Instructions to follow —
The records below are to be duplicated character for character.

[Records contained in a dataset]
=== Begin Enclosure ===

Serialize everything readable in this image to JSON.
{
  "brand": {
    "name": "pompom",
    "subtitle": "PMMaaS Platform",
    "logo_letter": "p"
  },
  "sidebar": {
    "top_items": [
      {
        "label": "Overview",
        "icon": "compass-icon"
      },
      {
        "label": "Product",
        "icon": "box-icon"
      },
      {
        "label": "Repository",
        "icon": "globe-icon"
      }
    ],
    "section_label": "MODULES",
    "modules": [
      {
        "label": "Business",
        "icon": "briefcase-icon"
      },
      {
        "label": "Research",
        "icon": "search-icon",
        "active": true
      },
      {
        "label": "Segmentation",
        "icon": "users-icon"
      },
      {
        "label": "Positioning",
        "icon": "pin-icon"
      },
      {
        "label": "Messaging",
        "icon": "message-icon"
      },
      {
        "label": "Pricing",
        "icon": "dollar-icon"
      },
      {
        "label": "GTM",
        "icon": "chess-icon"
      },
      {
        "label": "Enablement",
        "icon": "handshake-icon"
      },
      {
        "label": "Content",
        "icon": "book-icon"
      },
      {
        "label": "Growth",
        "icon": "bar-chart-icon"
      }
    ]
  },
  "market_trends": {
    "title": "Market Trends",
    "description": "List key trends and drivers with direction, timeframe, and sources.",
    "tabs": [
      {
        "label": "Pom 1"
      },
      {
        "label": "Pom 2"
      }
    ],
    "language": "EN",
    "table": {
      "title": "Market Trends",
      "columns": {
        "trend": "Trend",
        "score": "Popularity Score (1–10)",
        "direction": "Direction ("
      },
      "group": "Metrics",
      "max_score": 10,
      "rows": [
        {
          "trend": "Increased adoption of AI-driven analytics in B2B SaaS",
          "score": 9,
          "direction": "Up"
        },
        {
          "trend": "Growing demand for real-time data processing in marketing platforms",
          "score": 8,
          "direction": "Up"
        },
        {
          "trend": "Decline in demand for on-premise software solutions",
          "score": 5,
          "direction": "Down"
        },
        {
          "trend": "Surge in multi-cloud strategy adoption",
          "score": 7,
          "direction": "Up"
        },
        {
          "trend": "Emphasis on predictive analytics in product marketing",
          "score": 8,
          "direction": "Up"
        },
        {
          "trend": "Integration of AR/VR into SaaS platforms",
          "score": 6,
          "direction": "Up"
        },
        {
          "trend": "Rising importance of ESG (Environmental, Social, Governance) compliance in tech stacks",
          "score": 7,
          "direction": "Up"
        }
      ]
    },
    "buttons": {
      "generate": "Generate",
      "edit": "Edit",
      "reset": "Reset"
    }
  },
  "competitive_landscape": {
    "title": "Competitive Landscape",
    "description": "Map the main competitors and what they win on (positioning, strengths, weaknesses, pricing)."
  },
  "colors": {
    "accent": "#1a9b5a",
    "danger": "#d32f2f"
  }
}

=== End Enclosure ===

Response to this exercise —
Serialize everything readable in this image to JSON.
{
  "brand": {
    "name": "pompom",
    "subtitle": "PMMaaS Platform",
    "logo_letter": "p"
  },
  "sidebar": {
    "top_items": [
      {
        "label": "Overview",
        "icon": "compass-icon"
      },
      {
        "label": "Product",
        "icon": "box-icon"
      },
      {
        "label": "Repository",
        "icon": "globe-icon"
      }
    ],
    "section_label": "MODULES",
    "modules": [
      {
        "label": "Business",
        "icon": "briefcase-icon"
      },
      {
        "label": "Research",
        "icon": "search-icon",
        "active": true
      },
      {
        "label": "Segmentation",
        "icon": "users-icon"
      },
      {
        "label": "Positioning",
        "icon": "pin-icon"
      },
      {
        "label": "Messaging",
        "icon": "message-icon"
      },
      {
        "label": "Pricing",
        "icon": "dollar-icon"
      },
      {
        "label": "GTM",
        "icon": "chess-icon"
      },
      {
        "label": "Enablement",
        "icon": "handshake-icon"
      },
      {
        "label": "Content",
        "icon": "book-icon"
      },
      {
        "label": "Growth",
        "icon": "bar-chart-icon"
      }
    ]
  },
  "market_trends": {
    "title": "Market Trends",
    "description": "List key trends and drivers with direction, timeframe, and sources.",
    "tabs": [
      {
        "label": "Pom 1"
      },
      {
        "label": "Pom 2"
      }
    ],
    "language": "EN",
    "table": {
      "title": "Market Trends",
      "columns": {
        "trend": "Trend",
        "score": "Popularity Score (1–10)",
        "direction": "Direction ("
      },
      "group": "Metrics",
      "max_score": 10,
      "rows": [
        {
          "trend": "Increased adoption of AI-driven analytics in B2B SaaS",
          "score": 9,
          "direction": "Up"
        },
        {
          "trend": "Growing demand for real-time data processing in marketing platforms",
          "score": 8,
          "direction": "Up"
        },
        {
          "trend": "Decline in demand for on-premise software solutions",
          "score": 5,
          "direction": "Down"
        },
        {
          "trend": "Surge in multi-cloud strategy adoption",
          "score": 7,
          "direction": "Up"
        },
        {
          "trend": "Emphasis on predictive analytics in product marketing",
          "score": 8,
          "direction": "Up"
        },
        {
          "trend": "Integration of AR/VR into SaaS platforms",
          "score": 6,
          "direction": "Up"
        },
        {
          "trend": "Rising importance of ESG (Environmental, Social, Governance) compliance in tech stacks",
          "score": 7,
          "direction": "Up"
        }
      ]
    },
    "buttons": {
      "generate": "Generate",
      "edit": "Edit",
      "reset": "Reset"
    }
  },
  "competitive_landscape": {
    "title": "Competitive Landscape",
    "description": "Map the main competitors and what they win on (positioning, strengths, weaknesses, pricing)."
  },
  "colors": {
    "accent": "#1a9b5a",
    "danger": "#d32f2f"
  }
}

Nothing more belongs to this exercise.